Lastly, TMS has fewer side effects than ECT. In addition, TMS does not require sedation, saving a patient the added risk, complications and side effects associated with general anesthesia, which is necessary for ECT.

Can You Get TMS if You’ve Had ECT?

You can get TMS, even if you’ve tried ECT in the past. Neither procedure will diminish the effectiveness of the other. Everyone reacts differently to these procedures, so talk to your doctor about which one would benefit you the most.

In one study, 12 patients were given TMS who had had failed drug therapy and at least one course of electric convulsive therapy without success. Ten of these patients underwent an adequate dTMS treatment trial, and the results were encouraging. The doctor in charge of the study commented, “We got them to remit…Seven out of those 10 patients had remission from their depression.”

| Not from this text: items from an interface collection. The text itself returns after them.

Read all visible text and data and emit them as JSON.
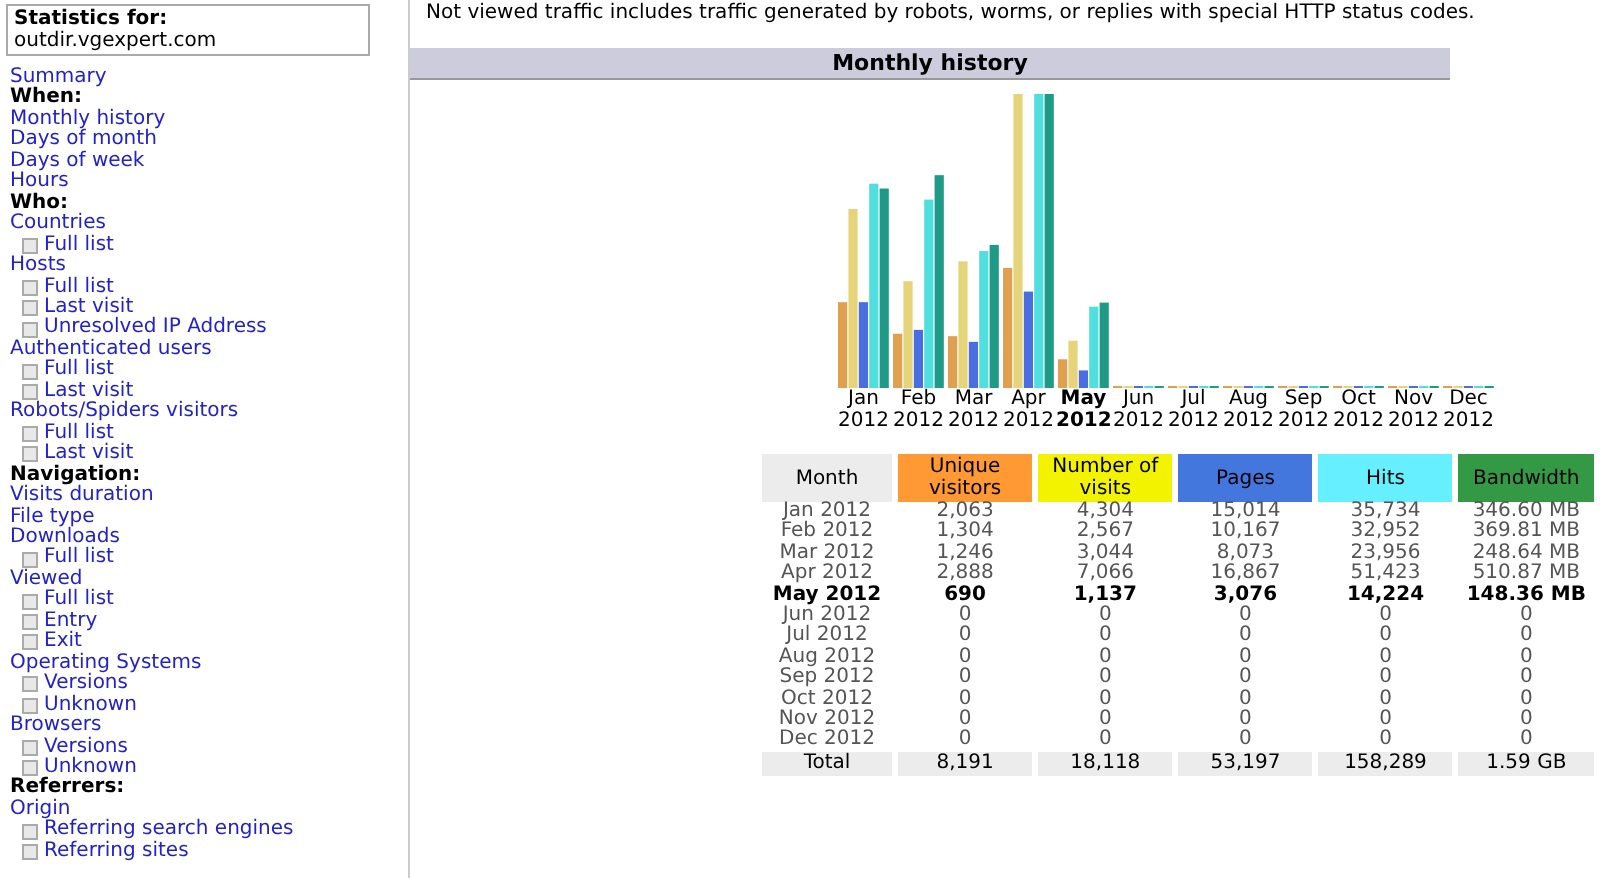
{
  "stats_box": {
    "label": "Statistics for:",
    "site": "outdir.vgexpert.com"
  },
  "menu": [
    {
      "kind": "link",
      "label": "Summary"
    },
    {
      "kind": "heading",
      "label": "When:"
    },
    {
      "kind": "link",
      "label": "Monthly history"
    },
    {
      "kind": "link",
      "label": "Days of month"
    },
    {
      "kind": "link",
      "label": "Days of week"
    },
    {
      "kind": "link",
      "label": "Hours"
    },
    {
      "kind": "heading",
      "label": "Who:"
    },
    {
      "kind": "link",
      "label": "Countries",
      "children": [
        {
          "label": "Full list"
        }
      ]
    },
    {
      "kind": "link",
      "label": "Hosts",
      "children": [
        {
          "label": "Full list"
        },
        {
          "label": "Last visit"
        },
        {
          "label": "Unresolved IP Address"
        }
      ]
    },
    {
      "kind": "link",
      "label": "Authenticated users",
      "children": [
        {
          "label": "Full list"
        },
        {
          "label": "Last visit"
        }
      ]
    },
    {
      "kind": "link",
      "label": "Robots/Spiders visitors",
      "children": [
        {
          "label": "Full list"
        },
        {
          "label": "Last visit"
        }
      ]
    },
    {
      "kind": "heading",
      "label": "Navigation:"
    },
    {
      "kind": "link",
      "label": "Visits duration"
    },
    {
      "kind": "link",
      "label": "File type"
    },
    {
      "kind": "link",
      "label": "Downloads",
      "children": [
        {
          "label": "Full list"
        }
      ]
    },
    {
      "kind": "link",
      "label": "Viewed",
      "children": [
        {
          "label": "Full list"
        },
        {
          "label": "Entry"
        },
        {
          "label": "Exit"
        }
      ]
    },
    {
      "kind": "link",
      "label": "Operating Systems",
      "children": [
        {
          "label": "Versions"
        },
        {
          "label": "Unknown"
        }
      ]
    },
    {
      "kind": "link",
      "label": "Browsers",
      "children": [
        {
          "label": "Versions"
        },
        {
          "label": "Unknown"
        }
      ]
    },
    {
      "kind": "heading",
      "label": "Referrers:"
    },
    {
      "kind": "link",
      "label": "Origin",
      "children": [
        {
          "label": "Referring search engines"
        },
        {
          "label": "Referring sites"
        }
      ]
    }
  ],
  "note": "Not viewed traffic includes traffic generated by robots, worms, or replies with special HTTP status codes.",
  "section_title": "Monthly history",
  "chart_labels": [
    {
      "month": "Jan",
      "year": "2012",
      "current": false
    },
    {
      "month": "Feb",
      "year": "2012",
      "current": false
    },
    {
      "month": "Mar",
      "year": "2012",
      "current": false
    },
    {
      "month": "Apr",
      "year": "2012",
      "current": false
    },
    {
      "month": "May",
      "year": "2012",
      "current": true
    },
    {
      "month": "Jun",
      "year": "2012",
      "current": false
    },
    {
      "month": "Jul",
      "year": "2012",
      "current": false
    },
    {
      "month": "Aug",
      "year": "2012",
      "current": false
    },
    {
      "month": "Sep",
      "year": "2012",
      "current": false
    },
    {
      "month": "Oct",
      "year": "2012",
      "current": false
    },
    {
      "month": "Nov",
      "year": "2012",
      "current": false
    },
    {
      "month": "Dec",
      "year": "2012",
      "current": false
    }
  ],
  "table": {
    "columns": [
      {
        "label": "Month",
        "color": "#ececec"
      },
      {
        "label": "Unique visitors",
        "color": "#ff9933"
      },
      {
        "label": "Number of visits",
        "color": "#f3f300"
      },
      {
        "label": "Pages",
        "color": "#4477dd"
      },
      {
        "label": "Hits",
        "color": "#66f0ff"
      },
      {
        "label": "Bandwidth",
        "color": "#339944"
      }
    ],
    "rows": [
      {
        "cells": [
          "Jan 2012",
          "2,063",
          "4,304",
          "15,014",
          "35,734",
          "346.60 MB"
        ],
        "current": false
      },
      {
        "cells": [
          "Feb 2012",
          "1,304",
          "2,567",
          "10,167",
          "32,952",
          "369.81 MB"
        ],
        "current": false
      },
      {
        "cells": [
          "Mar 2012",
          "1,246",
          "3,044",
          "8,073",
          "23,956",
          "248.64 MB"
        ],
        "current": false
      },
      {
        "cells": [
          "Apr 2012",
          "2,888",
          "7,066",
          "16,867",
          "51,423",
          "510.87 MB"
        ],
        "current": false
      },
      {
        "cells": [
          "May 2012",
          "690",
          "1,137",
          "3,076",
          "14,224",
          "148.36 MB"
        ],
        "current": true
      },
      {
        "cells": [
          "Jun 2012",
          "0",
          "0",
          "0",
          "0",
          "0"
        ],
        "current": false
      },
      {
        "cells": [
          "Jul 2012",
          "0",
          "0",
          "0",
          "0",
          "0"
        ],
        "current": false
      },
      {
        "cells": [
          "Aug 2012",
          "0",
          "0",
          "0",
          "0",
          "0"
        ],
        "current": false
      },
      {
        "cells": [
          "Sep 2012",
          "0",
          "0",
          "0",
          "0",
          "0"
        ],
        "current": false
      },
      {
        "cells": [
          "Oct 2012",
          "0",
          "0",
          "0",
          "0",
          "0"
        ],
        "current": false
      },
      {
        "cells": [
          "Nov 2012",
          "0",
          "0",
          "0",
          "0",
          "0"
        ],
        "current": false
      },
      {
        "cells": [
          "Dec 2012",
          "0",
          "0",
          "0",
          "0",
          "0"
        ],
        "current": false
      }
    ],
    "total": [
      "Total",
      "8,191",
      "18,118",
      "53,197",
      "158,289",
      "1.59 GB"
    ]
  }
}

Hopefully, this blog has shed some light on the differences between TMS and ECT. Both can be effective treatments for major depression and other treatment resistant mental health conditions, but depending on your situation, one might be better than the other. It is important to consult with an experienced psychiatrist to help you weigh your options for treatment. Contact us at Serenity Mental Health Centers to schedule an appointment with a psychiatrist who can help you find the most effective care plan to combat your symptoms.